Since insulin was discovered a century ago, it has been the go-to treatment for people with type 1 diabetes. But insulin injections cannot accurately mimic the natural control of blood glucose by islet cells of the pancreas. Although we can now replace islet cells and restore glucose control with islet transplantation, this approach is currently useful only for a small number of people with type 1 diabetes.

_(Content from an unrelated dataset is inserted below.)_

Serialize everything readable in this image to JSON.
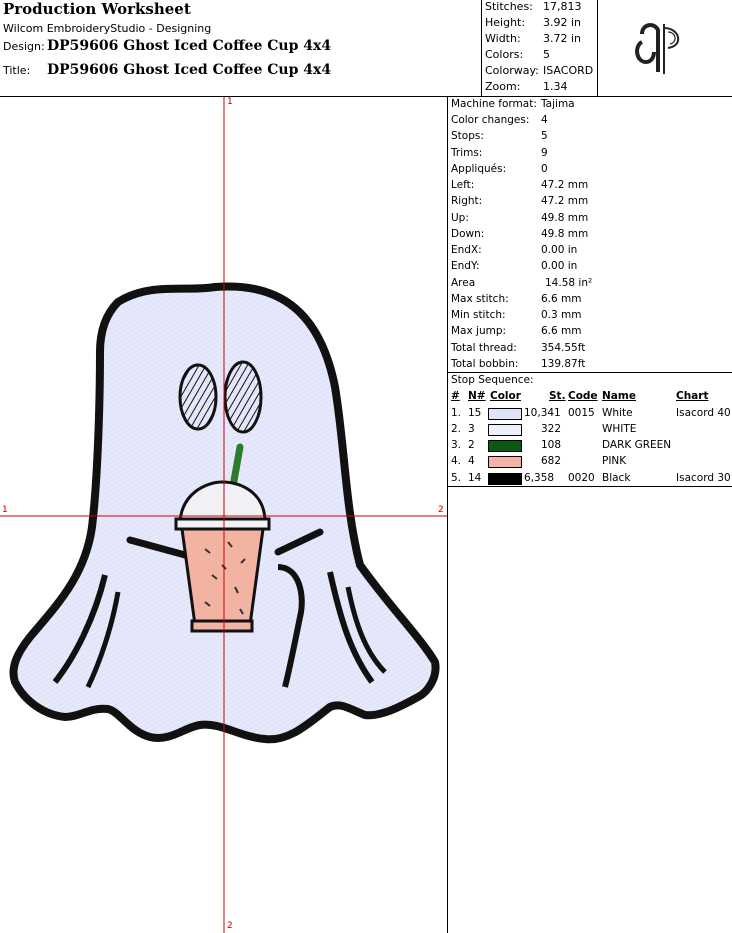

Dr. Andrew Pepper, Canada Research Chair in Cell Therapies for Diabetes, has already developed a new and effective way to place islets under the skin and shield them from the body’s immune system. Now, he and his research team are examining why islet cells die after transplant—an event that causes disease recurrence. They are also exploring which molecular pathways are part of this cell death and can be targeted with potential new drugs. Ultimately, preventing islet cell death may lead to the development of treatments that can preserve transplant function indefinitely.